Robert Dvorak accepted a position in the Music Department at Chicago Teachers College. However, the untimely death in the summer of 1953 of his high school music director-mentor, Louis Blaha, precipitated his becoming the Head of the Music Department of J. S. Morton College and High School. This administrative-teaching position was paved by Blaha himself who with his students already had been performing many of Robert Dvorak’’s band compositions such as “Concerto for Trumpet” and “Concerto for Trombone and Band.” And so, influenced by popular demand, Robert Dvorak became the Director of Fine Arts for the J. Sterling Morton College and High Schools of Cicero and Berwyn, Illinois, a post he held from 1953 to 1980. This was an instructional complex in the western suburbs of Chicago serving the six townships of Cicero, Berwyn, Lyons, Stickney, Fairview, and McCook.

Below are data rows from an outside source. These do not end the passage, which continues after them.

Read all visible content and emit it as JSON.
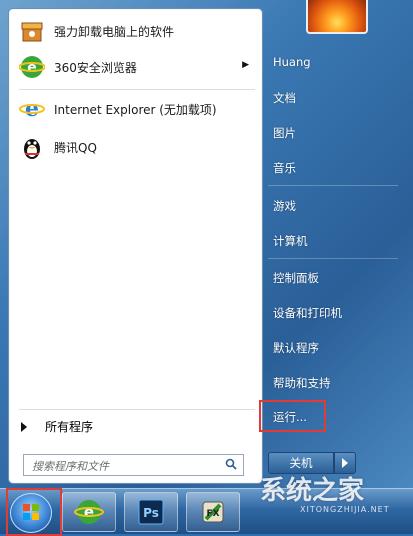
{
  "left_panel": {
    "programs": [
      {
        "label": "强力卸载电脑上的软件",
        "icon": "uninstall-box-icon",
        "has_submenu": false
      },
      {
        "label": "360安全浏览器",
        "icon": "360-browser-icon",
        "has_submenu": true
      },
      {
        "label": "Internet Explorer (无加载项)",
        "icon": "internet-explorer-icon",
        "has_submenu": false
      },
      {
        "label": "腾讯QQ",
        "icon": "qq-penguin-icon",
        "has_submenu": false
      }
    ],
    "all_programs_label": "所有程序",
    "search_placeholder": "搜索程序和文件"
  },
  "right_panel": {
    "user_name": "Huang",
    "items": [
      "文档",
      "图片",
      "音乐",
      "游戏",
      "计算机",
      "控制面板",
      "设备和打印机",
      "默认程序",
      "帮助和支持",
      "运行..."
    ],
    "shutdown_label": "关机"
  },
  "watermark": {
    "text": "系统之家",
    "sub": "XITONGZHIJIA.NET"
  },
  "colors": {
    "highlight_box": "#e23b35",
    "menu_accent": "#3b79b4"
  }
}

His Visual Arts and Music Staff consisted of full-time teachers plus vocal and instrumental specialists including Chicago Symphony players who gave private lessons and coached sections of the outstanding Morton District’’s Symphony Orchestra and the Concert Band.

In 1955, Mr. Dvorak founded and directed a summer youth music camp at Camp Lake, Wisconsin, for incoming first-year music students and high school students. The project was co-sponsored by the district school board and an organization of music parents, some of whom also served as counselors in the camp. The project continued to function successfully even following his retirement in 1980. For three summers, Dvorak also taught at the National Music Camp at Interlochen, Michigan. He conducted the National High School chorus and taught music theory and music appreciation.

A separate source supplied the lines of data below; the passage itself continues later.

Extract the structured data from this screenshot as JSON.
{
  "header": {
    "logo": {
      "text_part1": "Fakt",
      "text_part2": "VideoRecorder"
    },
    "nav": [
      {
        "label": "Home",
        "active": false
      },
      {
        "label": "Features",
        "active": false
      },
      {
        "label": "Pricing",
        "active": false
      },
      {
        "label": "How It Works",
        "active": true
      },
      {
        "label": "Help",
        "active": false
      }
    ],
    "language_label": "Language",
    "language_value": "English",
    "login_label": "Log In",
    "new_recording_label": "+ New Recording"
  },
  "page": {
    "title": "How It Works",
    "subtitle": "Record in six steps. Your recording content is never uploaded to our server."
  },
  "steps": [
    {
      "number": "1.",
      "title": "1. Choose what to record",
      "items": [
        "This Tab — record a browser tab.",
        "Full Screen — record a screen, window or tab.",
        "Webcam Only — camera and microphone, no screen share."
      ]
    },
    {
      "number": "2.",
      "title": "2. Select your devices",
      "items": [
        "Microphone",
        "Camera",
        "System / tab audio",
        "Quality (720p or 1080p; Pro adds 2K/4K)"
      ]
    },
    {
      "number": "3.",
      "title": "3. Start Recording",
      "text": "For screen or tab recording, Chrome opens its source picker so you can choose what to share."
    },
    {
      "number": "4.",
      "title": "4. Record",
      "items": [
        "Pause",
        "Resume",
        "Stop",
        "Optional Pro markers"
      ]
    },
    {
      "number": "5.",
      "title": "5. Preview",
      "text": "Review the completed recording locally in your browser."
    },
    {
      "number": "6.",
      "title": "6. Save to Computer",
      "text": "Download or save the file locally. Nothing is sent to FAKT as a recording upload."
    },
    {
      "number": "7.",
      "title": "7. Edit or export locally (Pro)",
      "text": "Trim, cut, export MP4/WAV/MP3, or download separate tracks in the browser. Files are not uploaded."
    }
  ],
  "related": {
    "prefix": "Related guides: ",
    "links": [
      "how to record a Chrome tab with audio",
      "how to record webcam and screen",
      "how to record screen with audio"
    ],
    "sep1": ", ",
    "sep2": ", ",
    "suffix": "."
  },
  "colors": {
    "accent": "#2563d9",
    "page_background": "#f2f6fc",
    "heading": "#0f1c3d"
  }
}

From 1966-1969, Robert Dvorak served two terms as President of the Illinois Music Educators Association. During that term, he encouraged and guided 300 specially selected Illinois All-State students to France to perform for the International Society for Music Education Conference held in 1969. The audience, representing over 50 nations, included many Communist countries. This being 1969, it was not surprising that many in attendance suspected clever political motives and CIA connections after hearing the Illinois All-Staters’ superior performance of the music of living mid-western American composers. Following this experience, he was elected President of the Chicago and Midwest Chapter of the International Society for Contemporary Music and served for two terms (1970-1974). Focusing on the Morton Schools once again, Dvorak enjoyed taking his students, as well as community members, on a music appreciation and performance tour to Czechoslovakia, Austria, and Hungary in 1975.

Because Chicago was often the site of many conventions hosted by the professional organizations of which he was a part as well as other music groups, Mr. Dvorak usually assisted with some type of leadership role. He is a member of the American Society for Composers, Authors and Publishers (ASCAP). The recipient of numerous honors, he values most that the music educators and professional musicians of Illinois selected him to be their 1976 Illinois Bicentennial Composer.

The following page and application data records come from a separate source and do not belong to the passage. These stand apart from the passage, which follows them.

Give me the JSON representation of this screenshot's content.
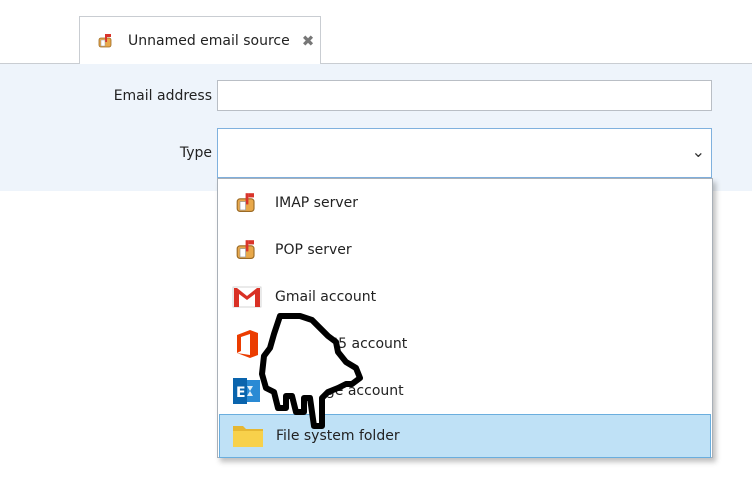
{
  "tab": {
    "title": "Unnamed email source",
    "icon": "mailbox-icon",
    "close_icon": "close-icon"
  },
  "form": {
    "email_label": "Email address",
    "email_value": "",
    "type_label": "Type",
    "type_value": ""
  },
  "dropdown": {
    "options": [
      {
        "label": "IMAP server",
        "icon": "mailbox-icon"
      },
      {
        "label": "POP server",
        "icon": "mailbox-icon"
      },
      {
        "label": "Gmail account",
        "icon": "gmail-icon"
      },
      {
        "label": "Office 365 account",
        "icon": "office-icon"
      },
      {
        "label": "Exchange account",
        "icon": "exchange-icon"
      },
      {
        "label": "File system folder",
        "icon": "folder-icon",
        "selected": true
      }
    ]
  },
  "colors": {
    "panel_bg": "#eef4fb",
    "selected_bg": "#bfe1f6",
    "selected_border": "#6aaede",
    "gmail_red": "#d93025",
    "office_orange": "#eb3c00",
    "exchange_blue": "#0a64ad",
    "folder_yellow": "#f8d14b"
  }
}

Mr. Dvorak’’s musical life included performing as a pianist, French horn player, and accompanist in vocal and instrumental recitals, and theatre pit orchestras. As an organist and choir director or both, he served in churches of different denominations. He guest conducted vocal and instrumental festivals of combined groups of high schools, and appeared in that capacity on many college campuses. He also lectured on various topics dealing with music and performance. Living in London for four summers brought much enrichment to him through contacts with musicians and enjoyment of symphony, opera, ballet, musicals, plays, band concerts in the park, and art exhibits. Composition studies in New York with Vittorio Giannini at the Juilliard School of Music and in Fontainebleau and Paris with Mlle. Nadia Boulanger, contributed much to his value as a teacher, as a practicing musician, and as a composer.

Since 1990, Robert J. Dvorak lives close to his —son, Robert H., and two grandchildren in Richmond, Texas— , and pursues his “passion” which is composing meaningful music and participating in the Czech Cultural Center Houston.